|Sex, Death and the Gods||2011||BBC, Cross Street Films|
|Hippie Hippie Shake||2010||Universal, Working Title|
|Anthony Gormley: Making Space||2007||C4, Cross Street Films|
|Bridget Jones: The Edge of Reason||2004||Universal, Working Title|
|Swept from the Sea||1997||Sony, Tapson Steel|
|Eve Arnold in Retrospect||1996||BBC, Omnibus|
|To Wong Foo, Thanks for Everything! Julie Newmar||1995||Universal, Amblin|
|Great Moments in Aviation||1993||BBC, Miramax|
|Hookers Hustlers Pimps and Their Johns||1993||C4, Wonderland|
|Used People||1992||20th Century Fox, Largo|
|Antonia and Jane||1991||BBC, Miramax|
|Oranges Are Not the Only Fruit||1989||BBC, A&E|
|Global Gamble||1985||Diverse, C4|
|Carry Greenham Home||1983||Contemporary Films, C4|
|Victoria and Abdul||2017|
|Sex Death and the Gods||2011|
|Antony Gormley: Making Space||2007|
|Amy Foster, Swept from the Sea||1997|
|Eve Arnold in Retrospect||1996|
|Carry Greenham Home||1983|
|Sex, Death and the Gods||2011|
|Carry Greenham Home||1983|
Awards and nominations
|Alex||Won||Lillian Gish Award 1983||Best Writer/Director|
|Carry Greenham Home||Won||Chicago International Film Awards||Golden Hugo|
|Oranges Are Not the Only Fruit||Won||BAFTA||Best Drama|
|Oranges Are Not the Only Fruit||Won||San Francisco International Lesbian and Gay Film Festival||Best Feature|
|Oranges Are Not the Only Fruit||Won||GLAAD||Outstanding TV movie|
|Oranges Are Not the Only Fruit||Won||Cannes Film Festival||FIPA D'argent|
|Oranges Are Not the Only Fruit||Won||Prix Italia||Special Prize for fiction|
|Too Wong Foo Thanks for Everything Julie Newmar||Nominated||GLAAD||Outstanding Film|
|Used People||Nomination||Golden Globes||Marcello Mastroianni and Shirley MacLaine Best Actor/Actress|
|Murder||Nominated||Emmy||Best TV Movie|
|Bridget Jones, on the Edge of Reason||Won||Evening Standard Readers||Film of 2004|
|Bridget Jones, on the Edge of Reason||Nominated||Peoples Choice Award||Best Comedy|
|Bridget Jones, on the Edge of Reason||Nominated||Peoples Choice Award||Best Sequel|
|Bridget Jones, on the Edge of Reason||Nominated||Empire Award||Best British Film|
|Hookers Hustlers Pimps and their Johns||Won||Erotic Awards||Most Erotic British TV Show|
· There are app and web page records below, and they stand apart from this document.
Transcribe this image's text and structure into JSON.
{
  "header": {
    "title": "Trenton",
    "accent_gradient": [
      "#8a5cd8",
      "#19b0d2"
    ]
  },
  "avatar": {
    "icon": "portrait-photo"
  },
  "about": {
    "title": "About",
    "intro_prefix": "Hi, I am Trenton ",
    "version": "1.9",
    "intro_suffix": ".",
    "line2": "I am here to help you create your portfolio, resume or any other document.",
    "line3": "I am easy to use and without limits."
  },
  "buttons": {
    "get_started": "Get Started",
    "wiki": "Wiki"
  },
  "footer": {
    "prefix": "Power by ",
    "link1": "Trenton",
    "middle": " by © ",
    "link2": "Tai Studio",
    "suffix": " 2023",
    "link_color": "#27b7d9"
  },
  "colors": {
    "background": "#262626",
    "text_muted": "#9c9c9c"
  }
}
|NA||Won||Wifta||Creative Originality Award 2010|
|NA||Won||Glamour||Woman of the Year 2005|
- Obituary for Michael Kidron, The Guardian, 27 March 2003.
- Producers will throw MGM 'Bone', Variety, April 15, 1993.
- "Grassroot Diplomat Who's Who". Grassroot Diplomat. 15 March 2015. Archived from the original on 20 May 2015. Retrieved 27 April 2015.
- "Monitor". Entertainment Weekly.
- "Beeban Kidron". IMDB.
- Hawcock, Neville (January 14, 2011). "Beeban Kidron talks about her career". Financial Times.
- Barr, Gordon (15 October 2003). "Bridget's boys". Chronicle Live. Retrieved 6 October 2013.
- "No. 60173". The London Gazette (Supplement). 16 June 2012. p. 10.
- "Kenneth Branagh knighted in Queen's Birthday Honours". BBC News. 15 June 2012. Retrieved 5 July 2012.
- House of Lords Minutes of Proceedings for Tuesday 26 June 2012. Retrieved 5 July 2012.
- Beeban Kidron on IMDb
- "Sex, Death and the Gods", BBC Four.
- Baroness Kidron, Grassroot Diplomat.
- Hilary Whitney, "Interview: Film Director Beeban Kidron", The Arts Desk, 21 January 2011.
- "Beeban Kidron on the devadasi system" as told to Joanna Moorhead, The Guardian, 21 January 2011.
- Tom Lamont, "The film that changed my life: Beeban Kidron", The Observer, 1 August 2010.
- "The Guardian's top 50 television dramas of all time".
- "Welcome to Greenham".
- "Oranges Are Not the Only Fruit (1989)", IMDb.
- National Film and Television School.
- Stephen Armstrong, "Filmclub takes international news into schools", The Guardian, 14 June 2010.
- "Beeban Kidron speaks to Filmclub member Emma about Closing the Gap". YouTube.
- Beeban Kidron website.
- Beeban Kidron biography, Women make Movies.
- Sue Fox, "How We met; Eve Arnold and Beeban Kidron", The Independent, 12 May 1996.
- Beeban Kidron at TED